The Sierra Club of Iowa chapter has filed a lawsuit against the Iowa Department of Natural Resources. He accuses the Iowa DNR of using bad information to approve a large-scale feeding operation in the environmentally sensitive northeastern Iowa drift-free region. Supreme Beef LLC, near Monona, has built a large-scale Concentrated Animal Feeding Operation, or CAFO, that can house 11,600 head of cattle. It is located near the springs of Bloody Run Creek.
The northeastern part of the state is known for its karst topography where groundwater flows more easily. Environmentalists and neighbors fear that excessive application of manure used as fertilizer to crops will harm the precious trout stream.
Bloody Run Creek is one of 34 waterways designated as exceptional waters of Iowa by the Department of Natural Resources (MNR).
“If we can’t protect one of our amazing waters in Iowa, the best we have, then we all have to take a step back and say we can’t really protect anything in Iowa if we can’t. protect Bloody Run, “Steve Veysey, a retired chemist from Iowa State University, told Iowa Public Radio in June.
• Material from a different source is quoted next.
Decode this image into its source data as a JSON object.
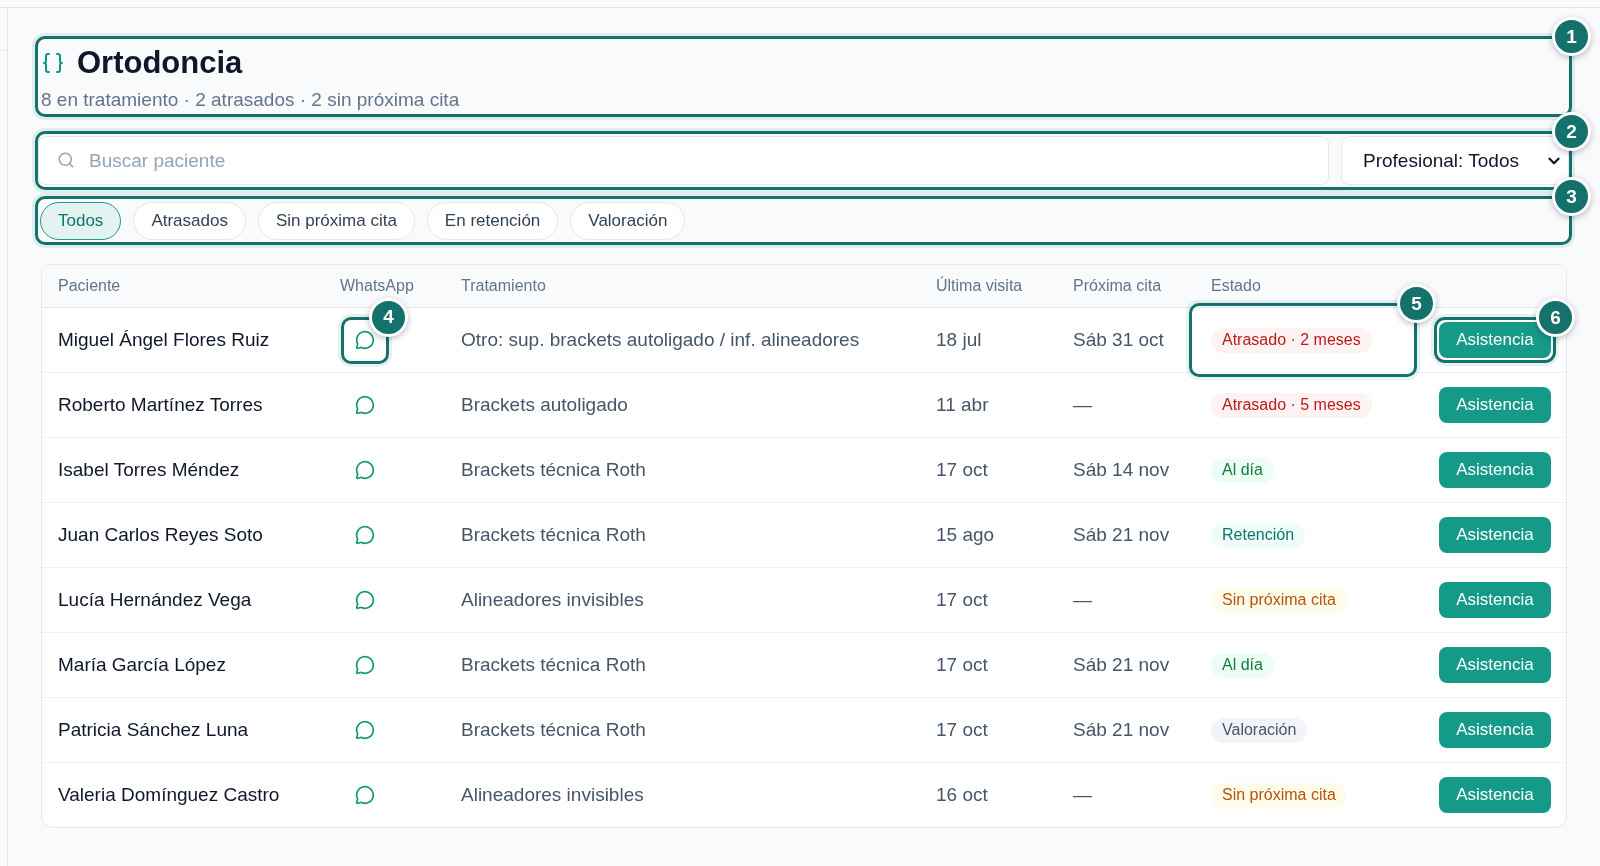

Veysey is also the organizer of the Committee to Save Bloody Run, an organization formed to raise funds for litigation, water testing and advocacy.
The lawsuit in Clayton County court says the proposed CAFO used a biased nutrient management plan riddled with incorrect information and miscalculations. A spokesperson for the Iowa DNR said the department had no comment at this time.
Members of the Committee to Save Bloody Run said they plan to launch an initiative to test the water in the area’s streams so they can quickly identify when pollution will occur in the future.